Fatty acids and fatty acid derivatives are another group of carboxylic acids that play a significant role in biology. These contain long hydrocarbon chains and a carboxylic acid group on one end. The cell membrane of nearly all organisms is primarily made up of a phospholipid bilayer, a micelle of hydrophobic fatty acid esters with polar, hydrophilic phosphate "head" groups. Membranes contain additional components, some of which can participate in acid-base reactions.

In humans and many other animals, hydrochloric acid is a part of the gastric acid secreted within the stomach to help hydrolyze proteins and polysaccharides, as well as converting the inactive pro-enzyme, pepsinogen into the enzyme, pepsin. Some organisms produce acids for defense; for example, ants produce formic acid.

Acid-base equilibrium plays a critical role in regulating mammalian breathing. Oxygen gas (O2) drives cellular respiration, the process by which animals release the chemical potential energy stored in food, producing carbon dioxide (CO2) as a byproduct. Oxygen and carbon dioxide are exchanged in the lungs, and the body responds to changing energy demands by adjusting the rate of ventilation. For example, during periods of exertion the body rapidly breaks down stored carbohydrates and fat, releasing CO2 into the blood stream. In aqueous solutions such as blood CO2 exists in equilibrium with carbonic acid and bicarbonate ion.

CO2 + H2O is in equilibrium with H2CO3 is in  equilibrium with H+ + HCO3

It is the decrease in pH that signals the brain to breath faster and deeper, expelling the excess CO2 and resupplying the cells with O2.

Aspirin (acetylsalicylic acid) is a carboxylic acid.
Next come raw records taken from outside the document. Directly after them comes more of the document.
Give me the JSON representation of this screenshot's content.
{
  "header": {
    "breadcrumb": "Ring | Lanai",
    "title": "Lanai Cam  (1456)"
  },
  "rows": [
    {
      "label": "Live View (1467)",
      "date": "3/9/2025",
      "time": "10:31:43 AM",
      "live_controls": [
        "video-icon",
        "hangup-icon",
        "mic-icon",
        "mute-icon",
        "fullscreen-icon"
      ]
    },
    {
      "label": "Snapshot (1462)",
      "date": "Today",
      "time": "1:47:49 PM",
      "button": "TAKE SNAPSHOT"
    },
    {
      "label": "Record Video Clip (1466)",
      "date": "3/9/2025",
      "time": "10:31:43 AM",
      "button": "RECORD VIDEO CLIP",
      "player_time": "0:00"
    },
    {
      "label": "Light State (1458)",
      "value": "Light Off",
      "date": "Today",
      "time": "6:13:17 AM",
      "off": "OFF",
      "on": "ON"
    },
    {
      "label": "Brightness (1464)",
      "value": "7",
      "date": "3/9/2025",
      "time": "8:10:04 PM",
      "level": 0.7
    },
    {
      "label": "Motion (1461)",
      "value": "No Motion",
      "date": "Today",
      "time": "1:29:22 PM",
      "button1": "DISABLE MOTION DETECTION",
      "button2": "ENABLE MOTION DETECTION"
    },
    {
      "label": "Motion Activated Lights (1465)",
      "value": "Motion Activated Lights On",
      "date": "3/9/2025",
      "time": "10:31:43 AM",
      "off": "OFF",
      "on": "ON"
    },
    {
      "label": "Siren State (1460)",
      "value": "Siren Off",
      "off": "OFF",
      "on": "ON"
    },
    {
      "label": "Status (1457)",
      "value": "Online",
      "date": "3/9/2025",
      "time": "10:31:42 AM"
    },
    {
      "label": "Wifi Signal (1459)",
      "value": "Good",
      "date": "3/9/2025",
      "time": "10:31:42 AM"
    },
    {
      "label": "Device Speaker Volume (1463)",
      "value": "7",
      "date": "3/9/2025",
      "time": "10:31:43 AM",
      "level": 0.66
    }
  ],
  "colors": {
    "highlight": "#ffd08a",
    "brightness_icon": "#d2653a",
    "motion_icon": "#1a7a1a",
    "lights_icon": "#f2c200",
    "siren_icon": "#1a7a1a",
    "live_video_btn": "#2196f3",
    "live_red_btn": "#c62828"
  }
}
Cell membranes are generally impermeable to charged or large, polar molecules because of the lipophilic fatty acyl chains comprising their interior. Many biologically important molecules, including a number of pharmaceutical agents, are organic weak acids which can cross the membrane in their protonated, uncharged form but not in their charged form (i.e. as the conjugate base). For this reason the activity of many drugs can be enhanced or inhibited by the use of antacids or acidic foods. The charged form, however, is often more soluble in blood and cytosol, both aqueous environments. When the extracellular environment is more acidic than the neutral pH within the cell, certain acids will exist in their neutral form and will be membrane soluble, allowing them to cross the phospholipid bilayer. Acids that lose a proton at the intracellular pH will exist in their soluble, charged form and are thus able to diffuse through the cytosol to their target. Ibuprofen, aspirin and penicillin are examples of drugs that are weak acids.